The unprecedented backlog began in March 2020 when the pandemic caused the IRS to close its offices for health and safety reasons – in the middle of the 2019 tax return tax season. Paper tax returns filed for the 2019 tax year were kept in trailers, until IRS staff could reach them.

At the beginning of the tax season in 2021, the IRS was still processing these paper returns from the 2019 tax year. That meant she was already busy with an existing backlog when she started accepting tax returns for 2020 in February.

At the same time, the IRS coped with Tax changes incorporated into law this year by Congress. Many of these changes relate to pandemic relief efforts, such as Recovery Rebate Credit, which allows people to claim extra stimulus money when they have received too little. But if taxpayers filled out this credit memo incorrectly, their forms will be flagged for manual review by IRS staff, which has added to the backlog.

New regulations for the Income Tax Credit and Child Tax Credit are also causing problems in the system as the government stimulus package signed in December came too late for the IRS to adjust its forms and computer systems.

The stimulus package provisions allow taxpayers to claim the credits based on their 2019 income instead of their 2020 income if that would have been more convenient for them – but such “reviews” require IRS staff to review 2019 income.

All of these issues and more have resulted in “an unprecedented number of returns that require manual verification, which is slowing the issuance of refunds,” noted Collins.

Backlog requires manual processing

The manual processing of 35 million IRS backlog returns requires an IRS agent to review or review each one before moving on to the next step, noted Collins.

The backlog includes:

  • 16.8 million paper tax returns to be processed
  • 15.8 million returns paused for further review
  • 2.7 million changed returns that still need to be processed

Of the 15.8 million returns that require further verification, more than 10 million have been withdrawn due to an error that can be as simple as an addition or subtraction error. Even so, an IRS agent has to manually review each of these returns to review the errors and fix them, noted Collins.

But a “large number” of incorrect statements relate to the “backsight” problem of the tax credit, as well as discrepancies between the taxpayer’s claimed recovery credit and the IRS’s own records.

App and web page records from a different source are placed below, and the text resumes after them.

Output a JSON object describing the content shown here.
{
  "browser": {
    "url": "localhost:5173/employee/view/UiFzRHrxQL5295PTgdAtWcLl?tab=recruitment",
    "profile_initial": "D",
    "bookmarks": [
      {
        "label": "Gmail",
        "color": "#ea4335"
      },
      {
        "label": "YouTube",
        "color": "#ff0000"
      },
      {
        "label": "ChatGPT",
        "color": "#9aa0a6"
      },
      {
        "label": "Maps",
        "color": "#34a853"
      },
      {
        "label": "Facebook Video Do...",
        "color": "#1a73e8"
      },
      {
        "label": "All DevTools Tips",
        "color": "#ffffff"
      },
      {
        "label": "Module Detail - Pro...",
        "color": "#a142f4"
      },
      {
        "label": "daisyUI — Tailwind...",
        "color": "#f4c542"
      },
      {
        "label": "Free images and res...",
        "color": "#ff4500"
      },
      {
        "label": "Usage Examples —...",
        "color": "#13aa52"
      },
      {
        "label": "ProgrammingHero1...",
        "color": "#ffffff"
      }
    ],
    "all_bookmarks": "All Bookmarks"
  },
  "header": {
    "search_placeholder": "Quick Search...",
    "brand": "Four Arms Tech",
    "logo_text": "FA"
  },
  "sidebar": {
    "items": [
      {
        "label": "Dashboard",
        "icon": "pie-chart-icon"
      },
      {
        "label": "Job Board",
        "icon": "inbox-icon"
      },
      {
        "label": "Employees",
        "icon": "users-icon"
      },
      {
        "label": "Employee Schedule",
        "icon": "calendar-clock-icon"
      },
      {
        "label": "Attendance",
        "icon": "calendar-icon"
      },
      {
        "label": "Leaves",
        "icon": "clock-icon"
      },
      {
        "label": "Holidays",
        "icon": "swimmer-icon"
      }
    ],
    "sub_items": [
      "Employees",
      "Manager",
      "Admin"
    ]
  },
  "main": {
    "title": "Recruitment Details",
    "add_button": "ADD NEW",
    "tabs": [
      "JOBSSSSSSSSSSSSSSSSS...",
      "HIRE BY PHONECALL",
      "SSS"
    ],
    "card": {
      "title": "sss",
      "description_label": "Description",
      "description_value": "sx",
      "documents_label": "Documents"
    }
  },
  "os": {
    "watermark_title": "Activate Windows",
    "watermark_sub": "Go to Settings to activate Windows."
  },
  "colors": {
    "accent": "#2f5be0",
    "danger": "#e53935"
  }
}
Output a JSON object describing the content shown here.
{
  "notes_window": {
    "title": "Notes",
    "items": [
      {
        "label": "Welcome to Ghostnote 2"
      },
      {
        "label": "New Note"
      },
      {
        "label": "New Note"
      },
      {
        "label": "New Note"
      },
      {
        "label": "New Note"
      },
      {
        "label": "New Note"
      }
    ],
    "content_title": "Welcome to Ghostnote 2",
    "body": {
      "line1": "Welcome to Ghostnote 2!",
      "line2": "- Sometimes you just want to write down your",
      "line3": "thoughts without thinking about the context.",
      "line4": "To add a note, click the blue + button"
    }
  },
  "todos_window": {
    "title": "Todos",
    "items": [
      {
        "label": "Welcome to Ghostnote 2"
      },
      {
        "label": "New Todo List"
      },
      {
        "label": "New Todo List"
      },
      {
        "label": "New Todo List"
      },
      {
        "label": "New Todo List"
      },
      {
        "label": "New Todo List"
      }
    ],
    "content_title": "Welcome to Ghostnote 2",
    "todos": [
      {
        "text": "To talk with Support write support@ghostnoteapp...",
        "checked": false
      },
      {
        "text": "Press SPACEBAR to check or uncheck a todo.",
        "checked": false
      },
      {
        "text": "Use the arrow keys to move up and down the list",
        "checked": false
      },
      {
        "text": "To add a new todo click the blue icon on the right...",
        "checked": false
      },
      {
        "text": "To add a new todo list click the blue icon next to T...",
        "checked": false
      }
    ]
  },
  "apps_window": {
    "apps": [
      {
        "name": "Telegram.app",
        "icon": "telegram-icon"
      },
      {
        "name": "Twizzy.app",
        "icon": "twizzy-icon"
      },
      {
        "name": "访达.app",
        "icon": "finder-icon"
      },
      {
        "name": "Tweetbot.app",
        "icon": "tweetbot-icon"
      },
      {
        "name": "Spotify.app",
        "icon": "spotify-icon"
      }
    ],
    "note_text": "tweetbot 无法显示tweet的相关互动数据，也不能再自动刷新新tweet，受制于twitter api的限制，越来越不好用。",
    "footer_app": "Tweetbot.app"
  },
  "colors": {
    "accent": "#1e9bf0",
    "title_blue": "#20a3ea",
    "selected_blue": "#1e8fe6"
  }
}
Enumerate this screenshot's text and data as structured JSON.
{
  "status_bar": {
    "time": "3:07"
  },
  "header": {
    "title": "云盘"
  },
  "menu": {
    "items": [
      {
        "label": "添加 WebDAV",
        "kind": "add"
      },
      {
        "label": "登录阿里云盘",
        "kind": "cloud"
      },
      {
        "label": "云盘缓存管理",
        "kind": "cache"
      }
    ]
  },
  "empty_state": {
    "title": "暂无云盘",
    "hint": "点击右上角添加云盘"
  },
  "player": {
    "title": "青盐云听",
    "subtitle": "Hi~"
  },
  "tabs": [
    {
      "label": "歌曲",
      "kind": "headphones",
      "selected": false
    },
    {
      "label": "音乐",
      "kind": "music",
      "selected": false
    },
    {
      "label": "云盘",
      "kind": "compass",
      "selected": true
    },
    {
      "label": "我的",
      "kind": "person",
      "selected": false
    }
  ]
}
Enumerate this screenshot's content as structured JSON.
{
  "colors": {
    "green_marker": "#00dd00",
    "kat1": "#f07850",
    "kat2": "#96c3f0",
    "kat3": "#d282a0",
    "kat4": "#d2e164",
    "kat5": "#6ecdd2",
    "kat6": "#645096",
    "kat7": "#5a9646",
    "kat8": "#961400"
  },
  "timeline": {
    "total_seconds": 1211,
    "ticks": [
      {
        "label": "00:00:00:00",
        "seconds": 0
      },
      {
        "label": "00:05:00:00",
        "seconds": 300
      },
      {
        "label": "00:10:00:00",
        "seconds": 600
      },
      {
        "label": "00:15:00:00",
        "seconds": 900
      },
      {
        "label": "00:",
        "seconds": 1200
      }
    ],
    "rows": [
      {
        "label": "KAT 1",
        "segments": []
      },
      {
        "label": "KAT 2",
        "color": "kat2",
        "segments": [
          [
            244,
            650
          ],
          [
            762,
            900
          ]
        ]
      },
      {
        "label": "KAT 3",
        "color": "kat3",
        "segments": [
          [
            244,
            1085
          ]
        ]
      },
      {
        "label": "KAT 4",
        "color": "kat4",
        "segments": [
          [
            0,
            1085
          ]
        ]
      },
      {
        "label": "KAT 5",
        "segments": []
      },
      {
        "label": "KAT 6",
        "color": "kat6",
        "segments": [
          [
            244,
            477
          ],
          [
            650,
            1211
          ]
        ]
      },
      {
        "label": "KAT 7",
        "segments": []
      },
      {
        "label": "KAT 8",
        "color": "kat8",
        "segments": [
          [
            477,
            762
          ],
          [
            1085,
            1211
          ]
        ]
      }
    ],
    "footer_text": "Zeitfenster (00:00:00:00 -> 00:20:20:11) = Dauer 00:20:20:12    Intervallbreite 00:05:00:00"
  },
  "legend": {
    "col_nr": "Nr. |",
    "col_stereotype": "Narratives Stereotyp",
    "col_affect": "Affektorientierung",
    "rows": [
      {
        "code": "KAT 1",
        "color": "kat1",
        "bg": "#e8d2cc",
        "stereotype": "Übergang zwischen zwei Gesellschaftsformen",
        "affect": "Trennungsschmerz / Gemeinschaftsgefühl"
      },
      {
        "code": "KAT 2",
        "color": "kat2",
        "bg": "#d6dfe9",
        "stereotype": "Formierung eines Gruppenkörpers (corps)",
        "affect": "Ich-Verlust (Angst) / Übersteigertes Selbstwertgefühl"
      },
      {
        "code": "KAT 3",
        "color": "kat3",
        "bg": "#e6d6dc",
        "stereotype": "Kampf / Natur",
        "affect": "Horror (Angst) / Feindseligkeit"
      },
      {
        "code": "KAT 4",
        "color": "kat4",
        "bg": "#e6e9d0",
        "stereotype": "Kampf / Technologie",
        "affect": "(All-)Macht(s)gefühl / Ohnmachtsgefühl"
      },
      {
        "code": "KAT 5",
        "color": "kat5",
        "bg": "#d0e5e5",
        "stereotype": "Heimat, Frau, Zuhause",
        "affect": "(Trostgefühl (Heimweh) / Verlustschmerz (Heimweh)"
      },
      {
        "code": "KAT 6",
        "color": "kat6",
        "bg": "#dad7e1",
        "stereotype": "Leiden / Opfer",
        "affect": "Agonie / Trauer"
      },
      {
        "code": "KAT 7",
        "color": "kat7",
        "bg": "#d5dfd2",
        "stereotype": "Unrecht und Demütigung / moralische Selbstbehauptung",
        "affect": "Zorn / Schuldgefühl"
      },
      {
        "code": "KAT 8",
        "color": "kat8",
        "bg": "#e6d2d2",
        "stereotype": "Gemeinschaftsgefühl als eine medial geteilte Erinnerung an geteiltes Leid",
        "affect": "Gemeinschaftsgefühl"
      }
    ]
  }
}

This could happen, for example, if a taxpayer doesn’t accurately remember the amount of stimulus money received and enters the wrong number, Collins said.

Telephone advice is not a “luxury”

With so many returns to the IRS, it might come as no surprise that the number of calls to the IRS and visits to its website has skyrocketed this year – with the number of calls being four times the number of calls to the agency In 2020, said Collins.

At the height of the filing season this year, the IRS was getting about 1,500 calls per second, added Collins.

The IRS was unable to keep up with demand, resulting in “historically poor service,” the report said.

For example, the toll-free number for individual income tax services received 85 million calls, but only 3% of the callers reached a customer service representative, she noted. Collins also highlighted the “Where’s My Refund” tool on the IRS website as requiring improvement, noting that in many cases the tool does not provide an estimate of when a taxpayer might get their refund or an explanation of the withholding.

“From the taxpayer’s point of view, the IRS’s inability to answer calls or provide replies creates frustration and undermines a fundamental right of the taxpayer – namely, the right to be informed,” said Collins, adding that she urged Congress to raise funds for the IRS to improve its ability to answer and handle calls.

She added, “In my opinion, telephone assistance is not just an option or a luxury.”